How are you managing the learning routine so that there's room for discrete skill development and project/problem base learning?  How has your classroom/school schedule changed to accommodate both areas of learning?  The challenge is to move towards positive change while maintaining reasonable expectations and schedules for students and teachers.  I would say that at this juncture in the change, "reasonable" is an important consideration because we tend to take on more without letting go--a process that can lead to stress and diluted effect.  Weeding and culling the learning schedule is essential so that this overload does not occur. Where does the skill/pbl tension exist in your work environment?  What ways have you moved towards advantageous coordination of both?

Tuesday, October 09, 2012

A Blog is to Literature as a Website is to Informational Text

"My Little Brother" is a poem by Ralph Fletcher
I planned to create websites with my students for their poetry projects.  That's what I did last year, but then as I recreated my blog this weekend, I realized that a blog is a better vehicle for poetry, prose, stories and other literary genre, while the website lends itself to informational text and research.

A website seems to be more functional than a blog, while a blog seems to be more artistic than a website.  There's a sense of creativity that goes into blog creation that calls one to declare their voice with image, text and format.  The website, on the other hand, acts more like a file cabinet where efficiency trumps artistry--although both are important.

So tomorrow each child will create their own blog.  They'll begin by setting tight privacy settings and establish a uniform layout (for now).  Next they'll design their blog.  That will take lots of time as I'm going to tell them that it's important that their blog reflect who they are as students and writers. Then they'll add their authors' pictures, a few words to describe themselves and their first post: "All About the Author."

The process will be a bit laborious at first.  All students will sit at their desks; each with a laptop.  I'll guide them step by step from the front of the room using my document camera and one student's file.
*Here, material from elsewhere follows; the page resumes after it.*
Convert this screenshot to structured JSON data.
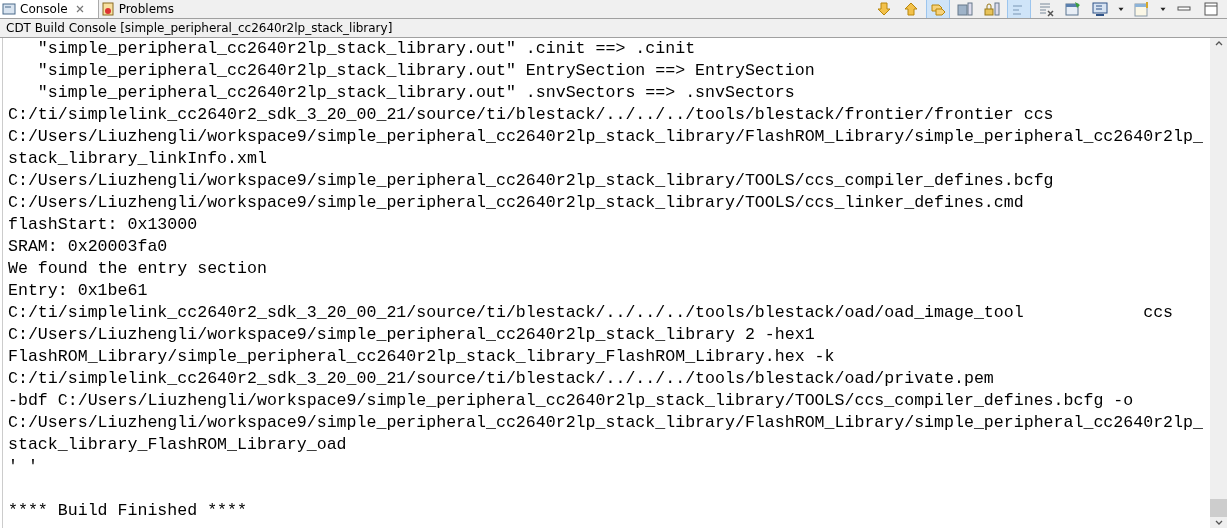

I'll choose a child who wants the close guidance to model the effort.  The students will be excited so keeping voices low will be a challenge.  As soon as some finish the first steps, I'll let them spread out as that will lessen the noise factor and give me a chance to focus on those having difficulty with the initial steps.

Have you created blogs with your students?  If so, what advice do you have for me and for them?  Later in the year, we'll create websites to host our endangered species research keeping with the theme that "a blog is to literature as a website is to informational text."